A new technique co-developed by a University of Melbourne academic isolates different forms of mercury based on their risk to the food chain and the environment
The power of recycled poo
A study, led by the University of Melbourne, finds that animal poo does a better job than synthetic fertilisers for many crops and reduces nitrogen pollution.
We visit Newells Paddock in Melbourne's inner west where delegates from the Ecocity 2017 World Summit are planting shrubs to rehabilitate the industrial site.
Embracing the finite
Ecologist Peter Vitousek explores how living in the Anthropocene will force us to make our way with diminished natural resources.
The human fingerprint on Europe’s recent heat
University of Melbourne climate modelling shows the June 2017 heatwave in Western Europe can likely be attributed to human-influenced climate change.
Rivers as persons
Environmental law researchers Erin O’Donnell and Julia Talbot-Jones discuss recent moves to give legal personhood to rivers in India, New Zealand and elsewhere.
Trump’s political climate
Trump's announcement the US is pulling out of the Paris Accord may be a blow for climate action, but others remain committed, says the University of Melbourne.
Unexpected outcome in bagging area
Environmental psychologist Wouter Portinga visited the University of Melbourne to discuss how the plastic bag tax in the UK radically changed consumer habits.
When good animals make bad decisions
Human impact on the environment is tricking animals into ecological traps, where attractive habitats hide a big risk as University of Melbourne research finds.
Will giving the Himalayas the same rights as people protect their future?

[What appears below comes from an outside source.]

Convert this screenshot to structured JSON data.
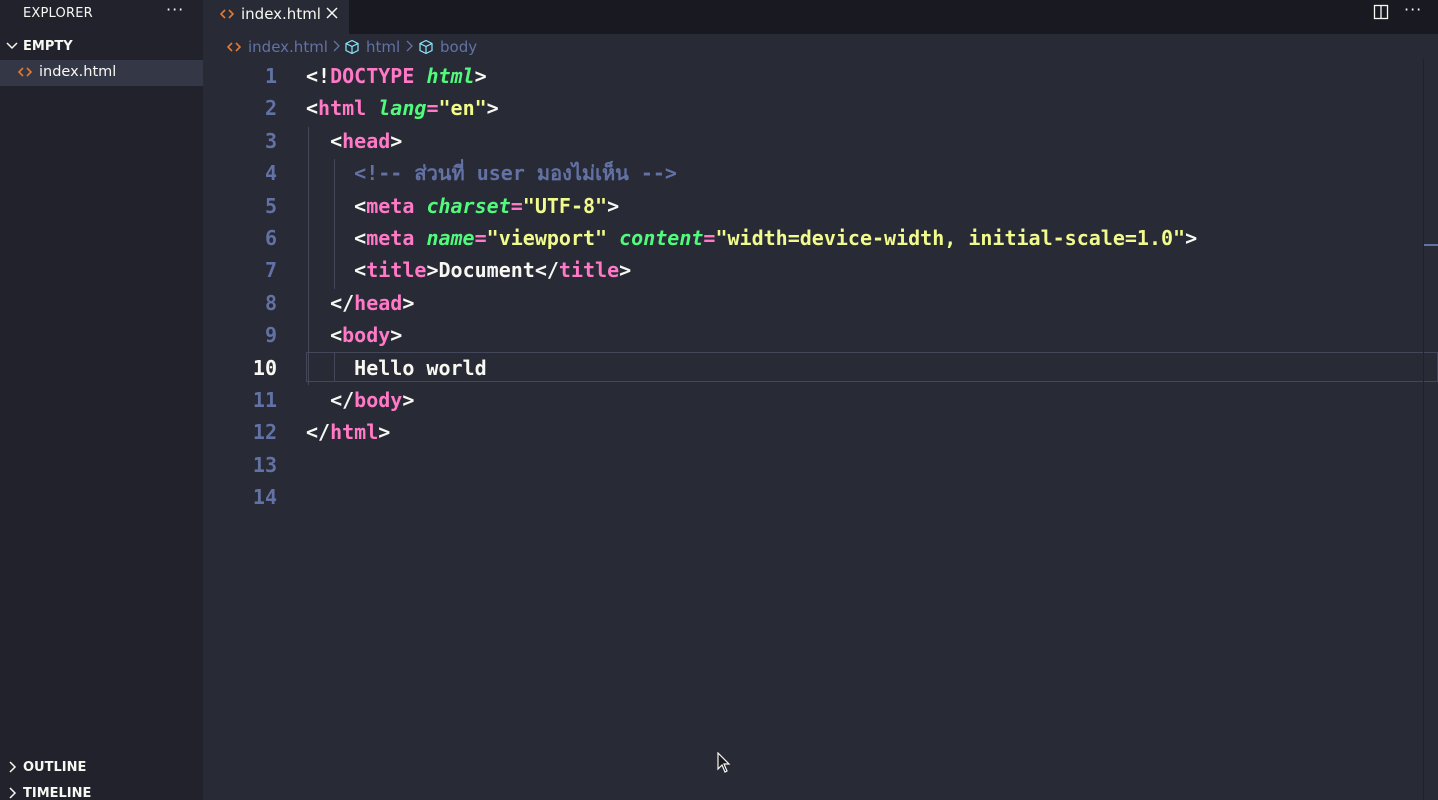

As the Himalayas are granted the same legal rights as a person, the University of Melbourne looks at what that means for the protection of the environment.